Yes, I absolutely think that the crisis has revealed that there are infrastructure assets that provide positive impact beyond the environment, including some aspects of social benefit that would not really have been considered before.

Most obviously, perhaps, digital infrastructure has proved critical to allowing people to continue to work through the pandemic. It has been digital infrastructure, after all, that has allowed us to reach a number of financial closes in the past year. That is a really important component of social impact. And then, of course, there have always been assets that have direct links into the communities they serve, namely hospitals, schools and other public buildings. Certainly, ESG is not just about the environment. The social and governance considerations are key as well.

What makes infrastructure debt such an attractive asset class for investors right now, beyond that neat fit with ESG?

Infrastructure debt is extremely well secured and, certainly with the way that we structure infrastructure debt, it provides headroom at multiple different levels.

There is headroom provided in the security we take. There is headroom in the debt service coverage ratios and debt sizing we use and there is headroom in the cash reserve accounts that we hold.

Having those multiple layers of headroom makes the asset class highly resilient to a crisis such as the one we are currently experiencing. Indeed, in many ways, this past year has been a crash test for infrastructure debt and the result is that all the claims we have been making about the asset class have been proved to be true. It does offer predictable cashflows and the structuring does allow it to weather even the most extreme cycles.

How is that proof of concept impacting investor appetite? Who is participating in the asset class and what are they looking for?

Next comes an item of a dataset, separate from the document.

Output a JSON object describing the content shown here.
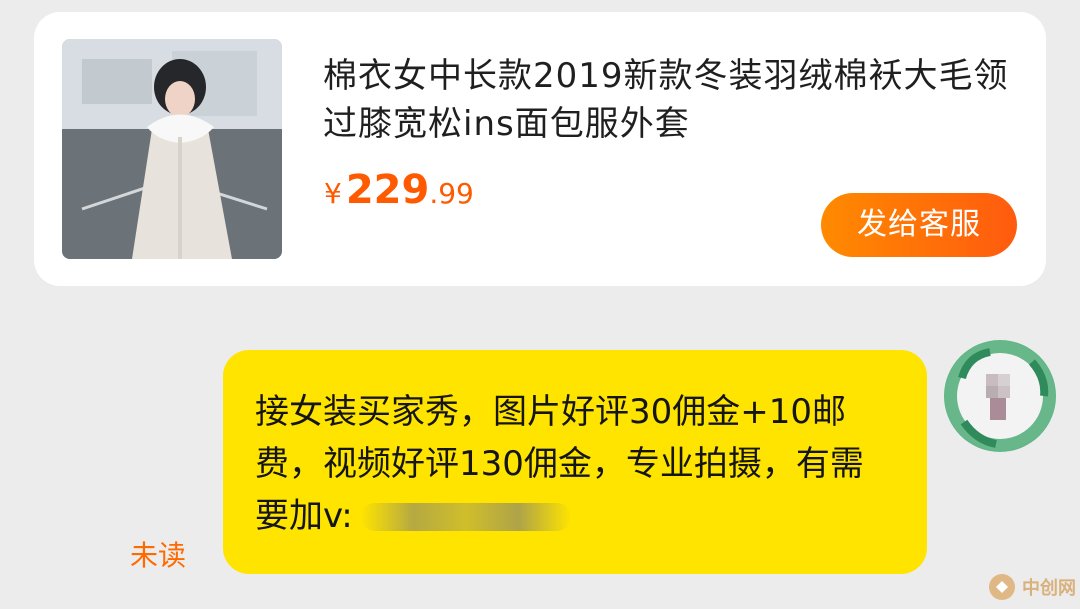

There are the really big institutional investors which have been involved in the asset class from the outset. They are poised to maintain, or even increase, their commitments. We are also seeing some large institutions, and particularly insurance companies, that are delegating the management of their fixed-income pocket to asset managers, with the aim of incorporating some level of alternative or illiquid assets into the mix. That is providing a new way for large-scale investors to access the asset class.

Then, there are the mid-sized institutions seeking customized solutions that can be tailored to their specific needs. And we are also starting to see the emergence of some initiatives aimed at individuals. We are still very much at the beginning of that journey, but I do think there could potentially be substantial interest for products distributed through retail networks that could incorporate a portfolio of illiquid private debt.

What do you think the future holds for infrastructure debt?

Not only have we proved the resilience of the asset class, but we have also demonstrated that infrastructure debt is a multifaceted proposition. There are multiple different regions to be accessed and multiple different sub-sectors.

We are also increasingly seeing the integration of mezzanine or junior debt, either in specific mandates or as part of a commingled strategy.

This is a big asset class. It is big in terms of volume and in terms of the diversification it offers by geography, industry and rank in the capital structure. There are different tenors available. It can be fixed tranche or floating rate. Infrastructure debt is rich in variety and can therefore be tailored to fit the needs of investors. I see the future as bright.

Which sectors and geographies are offering the most attractive infrastructure debt opportunities?

We are still focused on renewables, primarily in Europe but also in North America. We are particularly interested in some emerging sub-sectors that have yet to really take hold in the project finance market. Batteries, for example, could prove highly interesting going forward. The same is true of biofuels.

And while it is still early days, we may soon see the first hydrogen deals come to fruition. We believe that will be the next green revolution. Meanwhile, there are some attractive transactions taking place in the telecommunications space as well, ranging from data centres to broadband and, of course, the rollout of 5G.